- If necessary seek out a counselor that specializes in injury. If an athlete is really depressed for an extended period of time, have lost interest in things that use to excite them, have a change in sleep and eating patterns have changed, or have expressed suicidal thoughts, have the athlete seek professional help. Seeking out the help of a professional counselor is not a sign of weakness. On the contrary, it’s a sign of strength.
- Remember the P’s on Injury: Persistence, Perseverance, & Patience.
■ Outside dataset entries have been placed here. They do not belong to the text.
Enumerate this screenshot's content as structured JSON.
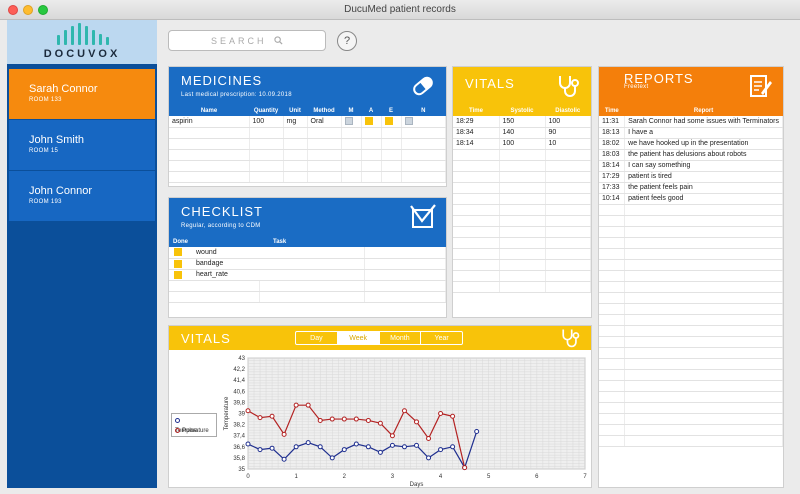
{
  "window": {
    "title": "DucuMed patient records"
  },
  "logo": {
    "text": "DOCUVOX"
  },
  "patients": [
    {
      "name": "Sarah Connor",
      "room": "ROOM 133"
    },
    {
      "name": "John Smith",
      "room": "ROOM 15"
    },
    {
      "name": "John Connor",
      "room": "ROOM 193"
    }
  ],
  "search": {
    "placeholder": "SEARCH"
  },
  "help": {
    "label": "?"
  },
  "medicines": {
    "title": "MEDICINES",
    "subtitle": "Last medical prescription: 10.09.2018",
    "columns": [
      "Name",
      "Quantity",
      "Unit",
      "Method",
      "M",
      "A",
      "E",
      "N"
    ],
    "rows": [
      {
        "name": "aspirin",
        "quantity": "100",
        "unit": "mg",
        "method": "Oral",
        "m": false,
        "a": true,
        "e": true,
        "n": false
      }
    ]
  },
  "checklist": {
    "title": "CHECKLIST",
    "subtitle": "Regular, according to CDM",
    "columns": [
      "Done",
      "Task"
    ],
    "rows": [
      {
        "done": true,
        "task": "wound"
      },
      {
        "done": true,
        "task": "bandage"
      },
      {
        "done": true,
        "task": "heart_rate"
      }
    ]
  },
  "vitals_table": {
    "title": "VITALS",
    "columns": [
      "Time",
      "Systolic",
      "Diastolic"
    ],
    "rows": [
      {
        "time": "18:29",
        "systolic": "150",
        "diastolic": "100"
      },
      {
        "time": "18:34",
        "systolic": "140",
        "diastolic": "90"
      },
      {
        "time": "18:14",
        "systolic": "100",
        "diastolic": "10"
      }
    ]
  },
  "reports": {
    "title": "REPORTS",
    "subtitle": "Freetext",
    "columns": [
      "Time",
      "Report"
    ],
    "rows": [
      {
        "time": "11:31",
        "report": "Sarah Connor had some issues with Terminators"
      },
      {
        "time": "18:13",
        "report": "I have a"
      },
      {
        "time": "18:02",
        "report": "we have hooked up in the presentation"
      },
      {
        "time": "18:03",
        "report": "the patient has delusions about robots"
      },
      {
        "time": "18:14",
        "report": "I can say something"
      },
      {
        "time": "17:29",
        "report": "patient is tired"
      },
      {
        "time": "17:33",
        "report": "the patient feels pain"
      },
      {
        "time": "10:14",
        "report": "patient feels good"
      }
    ]
  },
  "vitals_chart": {
    "title": "VITALS",
    "tabs": [
      "Day",
      "Week",
      "Month",
      "Year"
    ],
    "active_tab": "Week"
  },
  "colors": {
    "blue": "#1a6cc4",
    "yellow": "#f8c30a",
    "orange": "#f47f0b",
    "temperature": "#1f2f8f",
    "pulse": "#b32222"
  },
  "icons": {
    "medicines": "pill-icon",
    "checklist": "checkbox-icon",
    "vitals": "stethoscope-icon",
    "reports": "notepad-icon",
    "search": "magnifier-icon"
  },
  "chart_data": {
    "type": "line",
    "title": "",
    "xlabel": "Days",
    "ylabel": "Temperature",
    "xlim": [
      0,
      7
    ],
    "ylim": [
      35,
      43
    ],
    "x_ticks": [
      0,
      1,
      2,
      3,
      4,
      5,
      6,
      7
    ],
    "y_ticks": [
      "35",
      "35,8",
      "36,6",
      "37,4",
      "38,2",
      "39",
      "39,8",
      "40,6",
      "41,4",
      "42,2",
      "43"
    ],
    "grid": true,
    "legend_position": "left",
    "series": [
      {
        "name": "Temperature",
        "color": "#1f2f8f",
        "x": [
          0,
          0.25,
          0.5,
          0.75,
          1.0,
          1.25,
          1.5,
          1.75,
          2.0,
          2.25,
          2.5,
          2.75,
          3.0,
          3.25,
          3.5,
          3.75,
          4.0,
          4.25,
          4.5,
          4.75
        ],
        "y": [
          36.8,
          36.4,
          36.5,
          35.7,
          36.6,
          36.9,
          36.6,
          35.8,
          36.4,
          36.8,
          36.6,
          36.2,
          36.7,
          36.6,
          36.7,
          35.8,
          36.4,
          36.6,
          35.1,
          37.7
        ]
      },
      {
        "name": "Pulse",
        "color": "#b32222",
        "x": [
          0,
          0.25,
          0.5,
          0.75,
          1.0,
          1.25,
          1.5,
          1.75,
          2.0,
          2.25,
          2.5,
          2.75,
          3.0,
          3.25,
          3.5,
          3.75,
          4.0,
          4.25,
          4.5
        ],
        "y": [
          39.2,
          38.7,
          38.8,
          37.5,
          39.6,
          39.6,
          38.5,
          38.6,
          38.6,
          38.6,
          38.5,
          38.3,
          37.4,
          39.2,
          38.4,
          37.2,
          39.0,
          38.8,
          35.1
        ]
      }
    ]
  }
}
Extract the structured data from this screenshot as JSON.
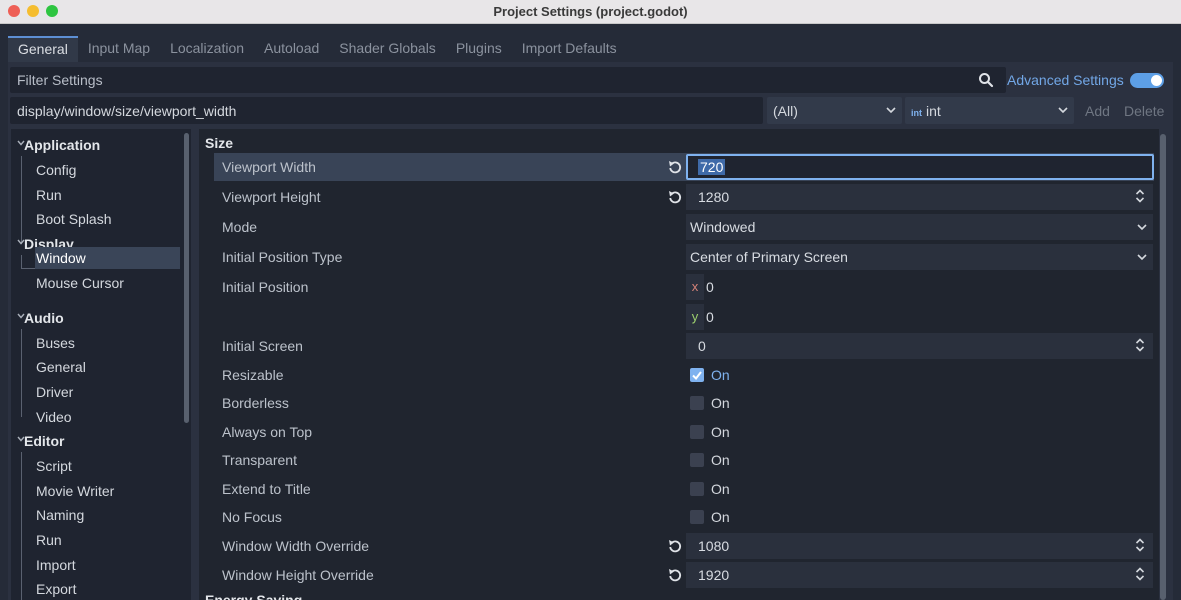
{
  "window": {
    "title": "Project Settings (project.godot)"
  },
  "tabs": [
    "General",
    "Input Map",
    "Localization",
    "Autoload",
    "Shader Globals",
    "Plugins",
    "Import Defaults"
  ],
  "filter": {
    "placeholder": "Filter Settings",
    "advanced_label": "Advanced Settings",
    "advanced_enabled": true
  },
  "path": {
    "value": "display/window/size/viewport_width"
  },
  "type_filter": {
    "all": "(All)",
    "type_icon": "int",
    "type": "int"
  },
  "buttons": {
    "add": "Add",
    "delete": "Delete"
  },
  "tree": {
    "application": "Application",
    "config": "Config",
    "run": "Run",
    "boot_splash": "Boot Splash",
    "display": "Display",
    "window": "Window",
    "mouse_cursor": "Mouse Cursor",
    "audio": "Audio",
    "buses": "Buses",
    "general": "General",
    "driver": "Driver",
    "video": "Video",
    "editor": "Editor",
    "script": "Script",
    "movie_writer": "Movie Writer",
    "naming": "Naming",
    "run2": "Run",
    "import": "Import",
    "export": "Export"
  },
  "inspector": {
    "section_size": "Size",
    "section_energy": "Energy Saving",
    "viewport_width": {
      "label": "Viewport Width",
      "value": "720"
    },
    "viewport_height": {
      "label": "Viewport Height",
      "value": "1280"
    },
    "mode": {
      "label": "Mode",
      "value": "Windowed"
    },
    "initial_position_type": {
      "label": "Initial Position Type",
      "value": "Center of Primary Screen"
    },
    "initial_position": {
      "label": "Initial Position",
      "x_axis": "x",
      "x": "0",
      "y_axis": "y",
      "y": "0"
    },
    "initial_screen": {
      "label": "Initial Screen",
      "value": "0"
    },
    "resizable": {
      "label": "Resizable",
      "value": "On",
      "checked": true
    },
    "borderless": {
      "label": "Borderless",
      "value": "On",
      "checked": false
    },
    "always_on_top": {
      "label": "Always on Top",
      "value": "On",
      "checked": false
    },
    "transparent": {
      "label": "Transparent",
      "value": "On",
      "checked": false
    },
    "extend_to_title": {
      "label": "Extend to Title",
      "value": "On",
      "checked": false
    },
    "no_focus": {
      "label": "No Focus",
      "value": "On",
      "checked": false
    },
    "window_width_override": {
      "label": "Window Width Override",
      "value": "1080"
    },
    "window_height_override": {
      "label": "Window Height Override",
      "value": "1920"
    }
  },
  "colors": {
    "accent": "#7fb2ef",
    "highlight_row": "#394457",
    "selected_tree": "#3a4558"
  }
}
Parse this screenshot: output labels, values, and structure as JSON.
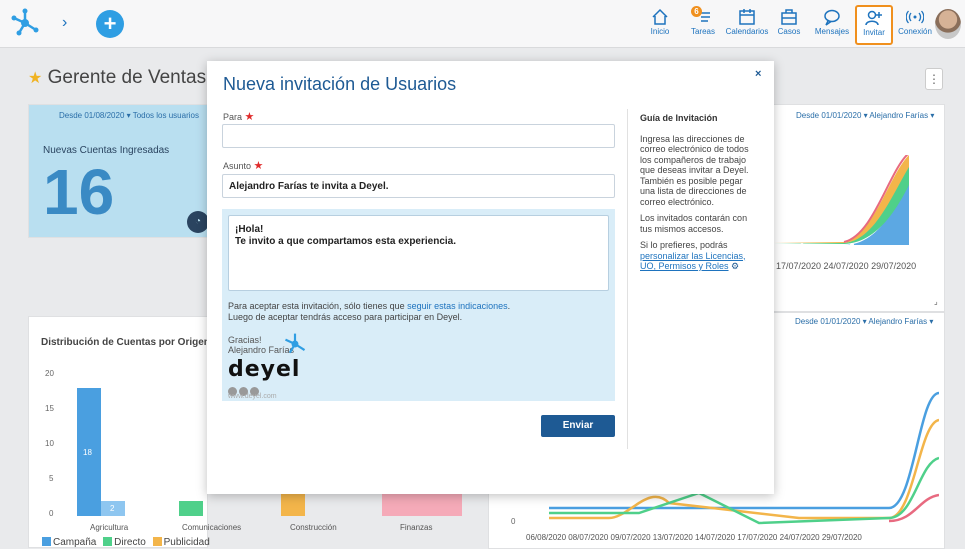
{
  "topbar": {
    "nav": [
      {
        "label": "Inicio",
        "icon": "home-icon"
      },
      {
        "label": "Tareas",
        "icon": "tasks-icon",
        "badge": "6"
      },
      {
        "label": "Calendarios",
        "icon": "calendar-icon"
      },
      {
        "label": "Casos",
        "icon": "briefcase-icon"
      },
      {
        "label": "Mensajes",
        "icon": "chat-icon"
      },
      {
        "label": "Invitar",
        "icon": "invite-user-icon",
        "active": true
      },
      {
        "label": "Conexión",
        "icon": "connection-icon"
      }
    ],
    "accent": "#f0901e"
  },
  "dashboard": {
    "title": "Gerente de Ventas",
    "card1": {
      "filter": "Desde 01/08/2020 ▾  Todos los usuarios",
      "title": "Nuevas Cuentas Ingresadas",
      "value": "16"
    },
    "card2": {
      "filter": "Desde 01/01/2020 ▾  Alejandro Farías ▾",
      "dates": "17/07/2020  24/07/2020  29/07/2020"
    },
    "card3": {
      "title": "Distribución de Cuentas por Origen",
      "y_ticks": [
        "20",
        "15",
        "10",
        "5",
        "0"
      ],
      "categories": [
        "Agricultura",
        "Comunicaciones",
        "Construcción",
        "Finanzas"
      ],
      "bar_label": "18",
      "bar_label_small": "2",
      "legend": [
        "Campaña",
        "Directo",
        "Publicidad"
      ],
      "legend_colors": [
        "#4a9fe0",
        "#4fd08a",
        "#f3b54a"
      ]
    },
    "card4": {
      "filter": "Desde 01/01/2020 ▾  Alejandro Farías ▾",
      "y_zero": "0",
      "dates": "06/08/2020  08/07/2020  09/07/2020  13/07/2020  14/07/2020  17/07/2020  24/07/2020  29/07/2020"
    }
  },
  "modal": {
    "title": "Nueva invitación de Usuarios",
    "close": "×",
    "to_label": "Para",
    "to_value": "",
    "subject_label": "Asunto",
    "subject_value": "Alejandro Farías te invita a Deyel.",
    "required_mark": "★",
    "message_line1": "¡Hola!",
    "message_line2": "Te invito a que compartamos esta experiencia.",
    "accept_pre": "Para aceptar esta invitación, sólo tienes que ",
    "accept_link": "seguir estas indicaciones",
    "accept_post": ".",
    "accept_line2": "Luego de aceptar tendrás acceso para participar en Deyel.",
    "signoff": "Gracias!",
    "signer": "Alejandro Farías",
    "brand": "deyel",
    "site": "www.deyel.com",
    "send": "Enviar"
  },
  "guide": {
    "title": "Guía de Invitación",
    "p1": "Ingresa las direcciones de correo electrónico de todos los compañeros de trabajo que deseas invitar a Deyel. También es posible pegar una lista de direcciones de correo electrónico.",
    "p2": "Los invitados contarán con tus mismos accesos.",
    "p3_pre": "Si lo prefieres, podrás ",
    "p3_link": "personalizar las Licencias, UO, Permisos y Roles",
    "gear": "⚙"
  }
}
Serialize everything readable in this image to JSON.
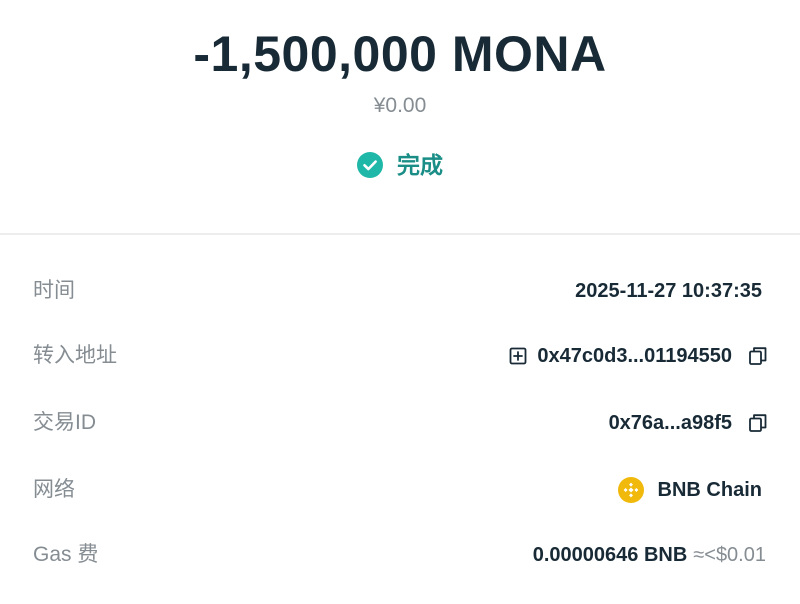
{
  "header": {
    "amount": "-1,500,000 MONA",
    "fiat_value": "¥0.00",
    "status": "完成"
  },
  "details": {
    "time": {
      "label": "时间",
      "value": "2025-11-27 10:37:35"
    },
    "to_address": {
      "label": "转入地址",
      "value": "0x47c0d3...01194550"
    },
    "tx_id": {
      "label": "交易ID",
      "value": "0x76a...a98f5"
    },
    "network": {
      "label": "网络",
      "value": "BNB Chain"
    },
    "gas": {
      "label": "Gas 费",
      "value": "0.00000646 BNB",
      "approx": "≈<$0.01"
    }
  },
  "colors": {
    "status_green": "#1fb8a8",
    "bnb_yellow": "#f0b90b",
    "text_dark": "#182a36",
    "text_muted": "#858d93"
  },
  "icons": {
    "status": "check-circle-icon",
    "address_add": "plus-square-icon",
    "copy": "copy-icon",
    "network": "bnb-logo-icon"
  }
}
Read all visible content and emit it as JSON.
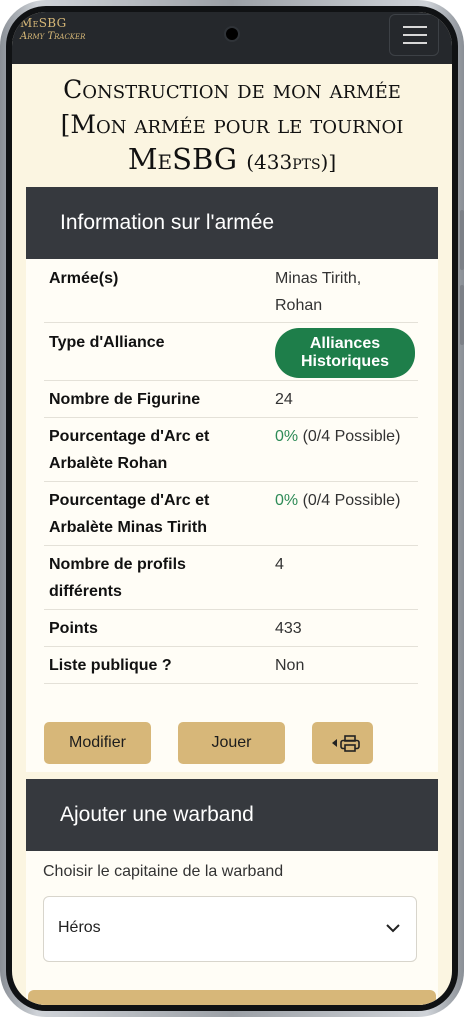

What I have learned from both my personal and professional experience is that injured athletes are bound to have some down moments when coping with sports injury. There are many peaks and valleys in the process. It is possible to experience setbacks during the rehabilitation process, but the key to overcoming them is to acknowledge the setback for what it is (just a setback). Try not to internalize the negative emotions and find a way to stay positive. This is where social support and positive self-talk are extremely important. After releasing the negative emotions you can get back to focusing on the positives. Sometimes you have to fake it to make it!
Lastly, I cannot over emphasize enough the importance of turning a negative event(s) into a positive experience. Although the experience of facing my athletic injuries was quite distressing, I came to the realization that if it wasn’t for the adversity of my multiple knee surgeries, I have would not have felt so passionate about pursuing a career in sport psychology and working as a team building/sport psychology consultant. Having to undergo a very difficult recovery process first hand was intriguing and extremely eye opening. I would not have had the opportunity to make great connections with an abundance of wonderful coaches and athletes, or be in a position to make a positive impact on so many individuals/teams. It is vital to remember that injury is a bump on a long journey and that with a positive mind set, you will be able to turn difficult circumstances into an overall positive life experience.
Keith Waldman Bio: For over 15 years Mr. Keith Waldman has been a partner with Optimal Performance Associates, LLC. Keith has been actively involved in a wide variety of athletic programs, K-12 schools, and corporations focusing on teambuilding, leadership, and athletic excellence. Keith has been a popular NCAA speaker for many collegiate and high school athletic programs and conferences. He has conducted hundreds of workshops for Division I-III sport teams and high athletic departments across the nation, including State, Conference, and National Championship Teams. Keith has been actively involved with the NFHCA. He has conducted team building, leadership, & mental toughness workshops for hundreds of high school and college field hockey teams. Keith has frequently written articles in the NFHCA Newsletter, and has been a popular presenter at the NFHCA Convention. His passion and commitment as well as his educational and professional experience have enabled Keith to make a tremendous impact on many athletic, educational, and corporate teams. To get more information about our team building, leadership, and mental toughness workshops you can visit the OPA website at www.opawinningteams.com or you can email Keith Waldman at firstname.lastname@example.org.
To learn more about how Optimal Performance Associates can support your team building needs, feel free to email or call us at 1-888-868-3380. We will be happy to answer your questions and to schedule a meeting or phone conference to discuss how we can address your company's specific team building needs.